Today, the UN said that dozens of UN peacekeepers were punished for sexual abuses. (UN peacekeepers involved in abuse are being punished, world body says, UN News Center, November 5, 2009, and Dozens of UN peace keepers punished for abuses, CBC News, November 5, 2009.)
Indeed, what this UN statement reveals to Ezili's HLLN is that if only a dozen UN peacekeepers were punished for sexual abuse and rape, than that means, for instance, most of the 114 Sri Lankan soldiers deported back to Sri Lanka from Haiti in 2007 for sexual abuse and rape in Haiti did not get punished. The Jordanian and other perpetrators we are aware of through Haitian complaints also have not been redressed or punished.
The more important revelation is the UN's continued secrecy on this matter as "no data on the nationalities or identities of the peacekeepers were revealed."
HLLN is again publicly and via cover of this note to UN authorities requesting the release of the findings of the investigation and report as to exactly what was happening in Martissant, Haiti and other locations at the brothels set up by the Sri Lankan and other UN soldiers in Haiti before they were deported in 2007.
Via-cover of this note, Ezili's HLLN again stresses that the UN should take a leaf out of Oprah's book and not run from the allegations of rape and abuse by their employees. When girls at Oprah's school in South Africa alleged sexual abuse, Oprah investigated, apologized to the students, their parents and the entire community that such depravity could have happened in her school, cleaned up the mess and set up new accountability standards and rigors so that such depraved assaults on children had a lesser chance of re-occurring.

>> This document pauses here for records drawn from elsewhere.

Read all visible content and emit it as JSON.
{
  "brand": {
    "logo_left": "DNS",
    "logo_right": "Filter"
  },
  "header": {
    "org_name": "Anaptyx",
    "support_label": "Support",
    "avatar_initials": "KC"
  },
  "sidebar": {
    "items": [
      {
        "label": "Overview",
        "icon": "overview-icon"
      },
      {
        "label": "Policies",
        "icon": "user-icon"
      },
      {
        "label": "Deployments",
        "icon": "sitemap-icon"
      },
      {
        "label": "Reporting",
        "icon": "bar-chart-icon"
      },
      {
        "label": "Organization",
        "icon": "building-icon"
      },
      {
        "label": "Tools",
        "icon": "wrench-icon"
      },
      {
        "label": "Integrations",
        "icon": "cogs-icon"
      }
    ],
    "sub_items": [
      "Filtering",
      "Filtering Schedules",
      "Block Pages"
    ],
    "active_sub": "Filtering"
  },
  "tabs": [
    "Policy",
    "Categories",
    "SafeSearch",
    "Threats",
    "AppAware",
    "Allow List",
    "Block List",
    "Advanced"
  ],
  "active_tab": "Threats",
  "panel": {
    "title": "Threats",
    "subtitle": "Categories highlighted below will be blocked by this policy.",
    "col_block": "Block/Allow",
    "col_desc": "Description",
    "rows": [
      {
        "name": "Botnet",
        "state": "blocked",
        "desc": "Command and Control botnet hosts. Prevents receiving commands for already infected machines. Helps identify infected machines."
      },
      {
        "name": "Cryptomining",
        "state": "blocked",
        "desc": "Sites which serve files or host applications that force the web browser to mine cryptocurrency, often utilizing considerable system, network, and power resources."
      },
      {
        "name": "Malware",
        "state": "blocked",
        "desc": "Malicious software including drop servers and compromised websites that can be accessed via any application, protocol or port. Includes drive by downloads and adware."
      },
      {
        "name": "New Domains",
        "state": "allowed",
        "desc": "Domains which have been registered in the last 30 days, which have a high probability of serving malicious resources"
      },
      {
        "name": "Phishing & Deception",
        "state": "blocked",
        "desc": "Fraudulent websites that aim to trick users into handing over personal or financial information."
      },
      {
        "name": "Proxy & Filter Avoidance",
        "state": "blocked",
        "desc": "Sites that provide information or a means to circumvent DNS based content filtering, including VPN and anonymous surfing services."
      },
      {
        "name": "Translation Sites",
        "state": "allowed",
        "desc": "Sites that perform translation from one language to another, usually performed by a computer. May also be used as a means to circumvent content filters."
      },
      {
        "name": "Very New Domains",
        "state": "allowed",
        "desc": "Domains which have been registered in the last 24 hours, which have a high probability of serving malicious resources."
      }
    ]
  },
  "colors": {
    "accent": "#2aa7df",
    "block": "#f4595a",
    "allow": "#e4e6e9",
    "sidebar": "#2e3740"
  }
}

The UN could at least do the same with all those international experts and PHDzzzs on its payroll. Investigate, apologize to the people of Haiti, fully and publicly report the result of the investigations, reveal the names of the culprits to the Haitian public, provide relief for the victims, set up new standards and accountability bars for the countries whose soldiers were involved in the rapes and sexual abuses in Haiti, not just release these diluted data where nothing is really revealed.
The UN's "zero tolerance" is lip service until it is backed up by actions that realistically assures Haitians they are truly concerned about these depraved assaults on minors and women by their UN soldiers, are providing counseling and assistance to the victims, have cleaned up all backlog of complaints and have stopped making the victims who come forward with allegations, for instance, of gang rape by three or four soldiers at a time, feel responsible, terming the acts "consensual" if money was exchanged and/or further making the victims feel responsible for the abuse and exploitation of power with appallingly racist statements to the effect that - "Haitians are natural prostitutes, used to trading sex for food, shelter and education." What such moral actions, new standards and accounting procedures would signal to Haitians is that indeed this indecency is clearly marked very seriously as a zero tolerance zone by UN superiors.
The newly release UN data on abuse falls short of such responsibility and is reprehensible. The investigation into the 114 Sri Lankan soldiers accused of sexually abusing minors and running a brothel in Haiti must be made public to the Haitian people and the victims offered assistance, especially the minors whose childhood innocence cannot be returned.
Humanitarian aid workers and UN peacekeepers accused of sexually abusing and sexual trafficking children in Haiti should have their names and their country's identities exposed so that this matter may be cleaned up once and for all.
HLLN looks forward to a response to this letter from the UN authorities and a copy of their investigation to share with our Network and the media.
To end, we attach a Final Call article on this same HLLN concern for justice, transparency and accountability from the UN, written more than a year ago: UN peacekeepers and aid workers accused of abusing children, Final Call, June 24, 2008